Updated: Dec 6, 2022
HRSA is the largest funding source for most federally qualified heath centers and rural health centers. Since COVID funding has substantially increased the reporting requirements it is a good time to review some basic grant management requirements.
For proper 330 grant management, the health center’s financial management system is required to account for all Federal awards by source and expenditure. Usually this is done by setting up grant segment codes. The revenue (receipt) will be recorded by program using the grant code segment and revenue chart of account. Some grants will have a non-federal portion and a coordinating grant segment code will need to be established for ease of reporting. The expenditures, approved by HRSA as part of the budget, will need to be coded to both the federal and nonfederal (if applicable) grant segments. Documentation showing the source of funds, authorizations, obligations, unobligated balances, expenditures and assets under the federal awards should be maintained and easily cross referenced to the entries in the accounting system.
The most common expenditure under the 330 grant is salaries and wages. The health center policies and procedures should ensure the payroll is property allocated to the grant. The nonfederal activities must be identified and properly segregated.
The most common nonfederal source of funds is program revenue as defined by 45 CFR § 74.2:

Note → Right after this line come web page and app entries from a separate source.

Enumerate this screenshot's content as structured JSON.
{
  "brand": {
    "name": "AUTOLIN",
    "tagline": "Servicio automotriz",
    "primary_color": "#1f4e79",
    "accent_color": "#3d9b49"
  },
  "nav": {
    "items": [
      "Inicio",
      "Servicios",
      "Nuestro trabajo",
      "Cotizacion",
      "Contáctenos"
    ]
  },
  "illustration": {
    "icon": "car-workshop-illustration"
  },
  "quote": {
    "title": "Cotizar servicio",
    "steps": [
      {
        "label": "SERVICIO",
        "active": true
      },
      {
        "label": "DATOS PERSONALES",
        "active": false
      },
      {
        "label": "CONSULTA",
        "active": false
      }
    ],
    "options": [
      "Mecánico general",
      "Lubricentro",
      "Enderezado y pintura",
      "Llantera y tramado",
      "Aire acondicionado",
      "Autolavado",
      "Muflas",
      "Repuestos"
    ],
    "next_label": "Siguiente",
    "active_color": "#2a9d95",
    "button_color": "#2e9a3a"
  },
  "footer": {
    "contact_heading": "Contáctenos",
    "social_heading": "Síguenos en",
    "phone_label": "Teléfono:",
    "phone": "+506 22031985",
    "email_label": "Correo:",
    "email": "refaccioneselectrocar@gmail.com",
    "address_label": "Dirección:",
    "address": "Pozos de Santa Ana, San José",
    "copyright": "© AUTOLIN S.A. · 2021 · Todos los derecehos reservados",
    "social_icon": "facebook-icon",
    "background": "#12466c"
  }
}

Pursuant to 45 CFR § 74.2, program income is defined as gross income earned by the recipient that is directly generated by a supported activity or earned as a result of the award. Program income includes, but is not limited to, income from fees for services performed. Under a section 330 grant, non-grant funds, such as program income, may be used to further the objectives of the project (42 U.S.C. § 254b(e)(5)(D)).
With the proper use of segments in the chart of accounts, reports can easily be obtained to comply with expenditure analysis. Reports to compare expenditures with budget amounts for each award to ensure total costs do not exceed the amounts budgeted for the grant period. Any significant variances should be researched and resolved. All documentation cross referenced to the budget to actual variance should be maintained for audit purposes and OSV.
In addition to properly setting up the accounting system to track grants. The health center also must establish policies and procedures to minimize the time elapsing from drawdown of the grant to the expenditure of the funds. Again, since salaries and wages are the most common expenditure, the funds should be drawn down in time to meet payroll obligations. Once funds are transferred from the Payment Management System (PMS) the disbursement should occur within two to three days. Per the Bureau of Primary Health Care, the disbursement cannot be for future cost; rather, be timed in accordance with the actual immediate cash requirements.
Recipients of 330 grants are required to obtain annual audits in accordance with the Uniform Guidance when expenditures reach $750,000. We offer expertise in audits of Federally Qualified Health Centers and nonprofit organizations.
Use the Contact us form to submit your next request for proposal.